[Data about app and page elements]
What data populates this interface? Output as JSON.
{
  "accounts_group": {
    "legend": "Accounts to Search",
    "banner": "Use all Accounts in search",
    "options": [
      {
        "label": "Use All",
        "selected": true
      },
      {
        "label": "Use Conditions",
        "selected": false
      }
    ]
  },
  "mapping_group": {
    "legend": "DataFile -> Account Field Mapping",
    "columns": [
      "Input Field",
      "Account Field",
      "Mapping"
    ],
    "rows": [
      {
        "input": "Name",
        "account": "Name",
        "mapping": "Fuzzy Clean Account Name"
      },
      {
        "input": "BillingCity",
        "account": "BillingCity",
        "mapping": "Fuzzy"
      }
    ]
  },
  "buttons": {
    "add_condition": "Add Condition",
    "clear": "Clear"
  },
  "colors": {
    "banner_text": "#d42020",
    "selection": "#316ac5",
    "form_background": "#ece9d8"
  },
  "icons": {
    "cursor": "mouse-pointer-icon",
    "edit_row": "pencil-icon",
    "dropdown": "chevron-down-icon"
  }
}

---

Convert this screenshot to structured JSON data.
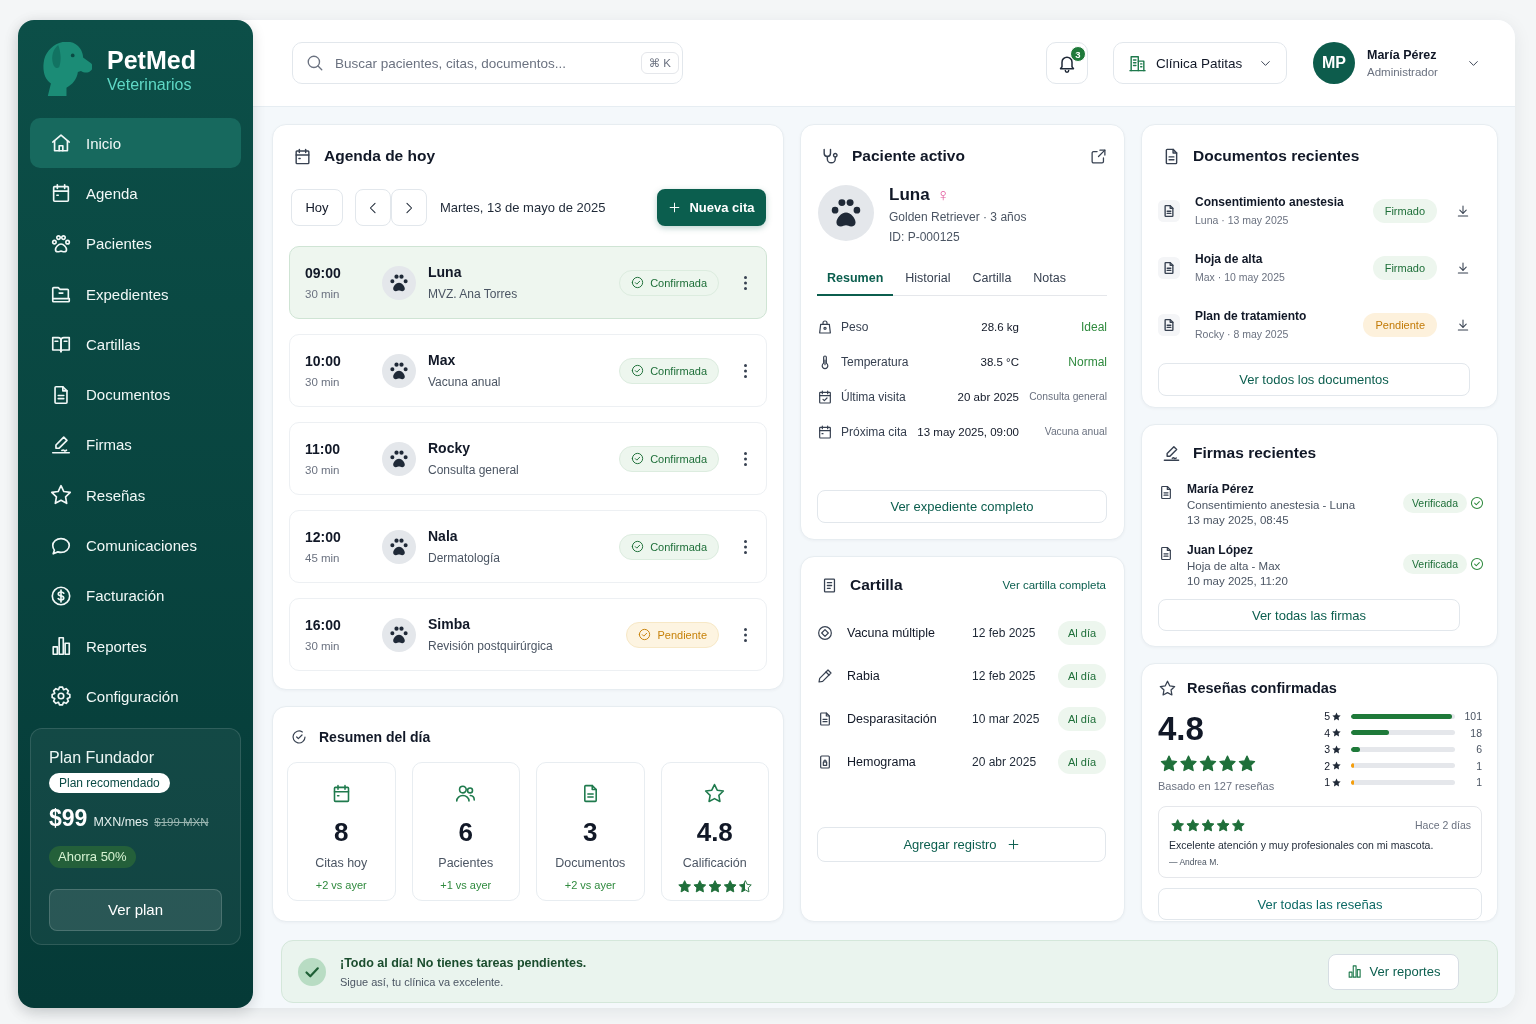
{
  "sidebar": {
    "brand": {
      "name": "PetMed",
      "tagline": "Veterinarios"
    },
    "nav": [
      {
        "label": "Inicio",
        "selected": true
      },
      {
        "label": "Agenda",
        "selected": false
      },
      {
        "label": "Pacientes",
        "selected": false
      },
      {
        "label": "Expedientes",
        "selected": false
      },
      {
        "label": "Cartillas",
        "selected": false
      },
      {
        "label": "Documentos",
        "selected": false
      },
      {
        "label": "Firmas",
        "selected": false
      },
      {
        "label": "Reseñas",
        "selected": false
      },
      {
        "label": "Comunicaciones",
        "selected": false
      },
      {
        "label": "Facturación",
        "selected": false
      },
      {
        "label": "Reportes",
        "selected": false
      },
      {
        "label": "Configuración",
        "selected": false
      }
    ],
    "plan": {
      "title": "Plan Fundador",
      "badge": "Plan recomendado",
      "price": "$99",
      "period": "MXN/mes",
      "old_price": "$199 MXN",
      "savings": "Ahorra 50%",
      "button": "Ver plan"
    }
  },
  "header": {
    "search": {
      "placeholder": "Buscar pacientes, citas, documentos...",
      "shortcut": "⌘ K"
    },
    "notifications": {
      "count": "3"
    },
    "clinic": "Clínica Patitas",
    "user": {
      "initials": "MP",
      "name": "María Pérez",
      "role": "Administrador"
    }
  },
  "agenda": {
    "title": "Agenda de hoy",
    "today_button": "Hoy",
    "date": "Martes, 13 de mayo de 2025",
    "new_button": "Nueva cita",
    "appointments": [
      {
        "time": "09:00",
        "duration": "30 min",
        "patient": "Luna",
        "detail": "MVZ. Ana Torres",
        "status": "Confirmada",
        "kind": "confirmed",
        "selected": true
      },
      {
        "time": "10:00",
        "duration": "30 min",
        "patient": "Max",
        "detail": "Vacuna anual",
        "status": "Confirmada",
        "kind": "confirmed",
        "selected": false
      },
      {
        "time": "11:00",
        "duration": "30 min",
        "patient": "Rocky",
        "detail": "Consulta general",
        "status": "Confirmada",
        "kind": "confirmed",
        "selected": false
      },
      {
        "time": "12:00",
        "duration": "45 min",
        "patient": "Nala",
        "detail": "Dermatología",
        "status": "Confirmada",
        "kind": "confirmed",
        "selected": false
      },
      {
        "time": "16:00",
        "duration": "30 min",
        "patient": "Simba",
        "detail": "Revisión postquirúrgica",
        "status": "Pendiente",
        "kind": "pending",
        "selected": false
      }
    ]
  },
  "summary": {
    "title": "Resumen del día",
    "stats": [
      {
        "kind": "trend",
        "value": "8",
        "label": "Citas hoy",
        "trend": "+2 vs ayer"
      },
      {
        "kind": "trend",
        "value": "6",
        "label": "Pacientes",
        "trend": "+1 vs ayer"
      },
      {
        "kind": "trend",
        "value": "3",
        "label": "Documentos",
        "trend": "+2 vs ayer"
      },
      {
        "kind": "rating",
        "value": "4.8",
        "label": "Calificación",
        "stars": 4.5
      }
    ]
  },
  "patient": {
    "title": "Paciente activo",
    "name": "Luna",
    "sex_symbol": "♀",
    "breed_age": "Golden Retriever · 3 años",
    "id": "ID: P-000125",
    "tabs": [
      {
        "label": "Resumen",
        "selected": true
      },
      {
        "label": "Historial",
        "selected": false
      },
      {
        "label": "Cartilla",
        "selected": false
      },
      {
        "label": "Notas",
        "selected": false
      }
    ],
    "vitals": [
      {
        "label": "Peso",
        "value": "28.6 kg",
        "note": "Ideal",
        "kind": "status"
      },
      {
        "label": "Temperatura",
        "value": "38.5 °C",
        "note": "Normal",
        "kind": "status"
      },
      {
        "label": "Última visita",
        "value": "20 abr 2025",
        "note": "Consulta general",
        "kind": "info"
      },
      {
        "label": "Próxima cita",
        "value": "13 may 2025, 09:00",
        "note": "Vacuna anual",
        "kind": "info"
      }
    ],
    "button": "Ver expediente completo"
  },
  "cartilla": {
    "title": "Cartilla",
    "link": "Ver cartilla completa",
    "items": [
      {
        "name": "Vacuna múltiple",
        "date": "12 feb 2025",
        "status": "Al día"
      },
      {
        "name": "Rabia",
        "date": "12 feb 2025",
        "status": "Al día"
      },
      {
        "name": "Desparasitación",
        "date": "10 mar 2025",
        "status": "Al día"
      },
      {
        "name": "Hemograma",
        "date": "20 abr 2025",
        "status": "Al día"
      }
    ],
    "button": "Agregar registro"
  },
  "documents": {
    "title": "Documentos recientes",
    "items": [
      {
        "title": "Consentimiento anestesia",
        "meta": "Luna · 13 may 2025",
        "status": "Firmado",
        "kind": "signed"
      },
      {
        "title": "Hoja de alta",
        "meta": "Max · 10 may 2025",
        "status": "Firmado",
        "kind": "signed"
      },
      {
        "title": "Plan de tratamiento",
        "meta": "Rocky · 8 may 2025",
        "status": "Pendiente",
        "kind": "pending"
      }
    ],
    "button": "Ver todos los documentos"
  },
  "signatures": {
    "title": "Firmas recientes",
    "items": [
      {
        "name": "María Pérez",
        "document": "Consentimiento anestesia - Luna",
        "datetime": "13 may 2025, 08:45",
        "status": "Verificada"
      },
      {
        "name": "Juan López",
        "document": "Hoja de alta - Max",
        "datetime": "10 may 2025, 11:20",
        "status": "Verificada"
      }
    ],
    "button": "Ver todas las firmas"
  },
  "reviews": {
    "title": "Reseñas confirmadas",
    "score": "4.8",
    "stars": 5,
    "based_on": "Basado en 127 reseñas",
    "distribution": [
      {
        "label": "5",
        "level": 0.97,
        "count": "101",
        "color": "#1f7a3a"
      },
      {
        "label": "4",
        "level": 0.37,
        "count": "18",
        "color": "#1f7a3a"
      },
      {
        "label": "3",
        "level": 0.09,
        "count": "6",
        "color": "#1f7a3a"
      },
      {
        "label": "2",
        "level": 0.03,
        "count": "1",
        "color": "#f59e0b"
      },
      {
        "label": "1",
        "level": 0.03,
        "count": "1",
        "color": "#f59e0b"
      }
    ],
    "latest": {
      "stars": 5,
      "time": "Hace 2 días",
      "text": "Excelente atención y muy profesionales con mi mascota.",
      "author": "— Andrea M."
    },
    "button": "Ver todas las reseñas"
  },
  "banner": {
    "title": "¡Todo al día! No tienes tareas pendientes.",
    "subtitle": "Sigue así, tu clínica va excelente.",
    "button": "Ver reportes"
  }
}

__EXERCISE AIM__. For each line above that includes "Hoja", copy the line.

__TASK OUTPUT__.
        "title": "Hoja de alta",
        "document": "Hoja de alta - Max",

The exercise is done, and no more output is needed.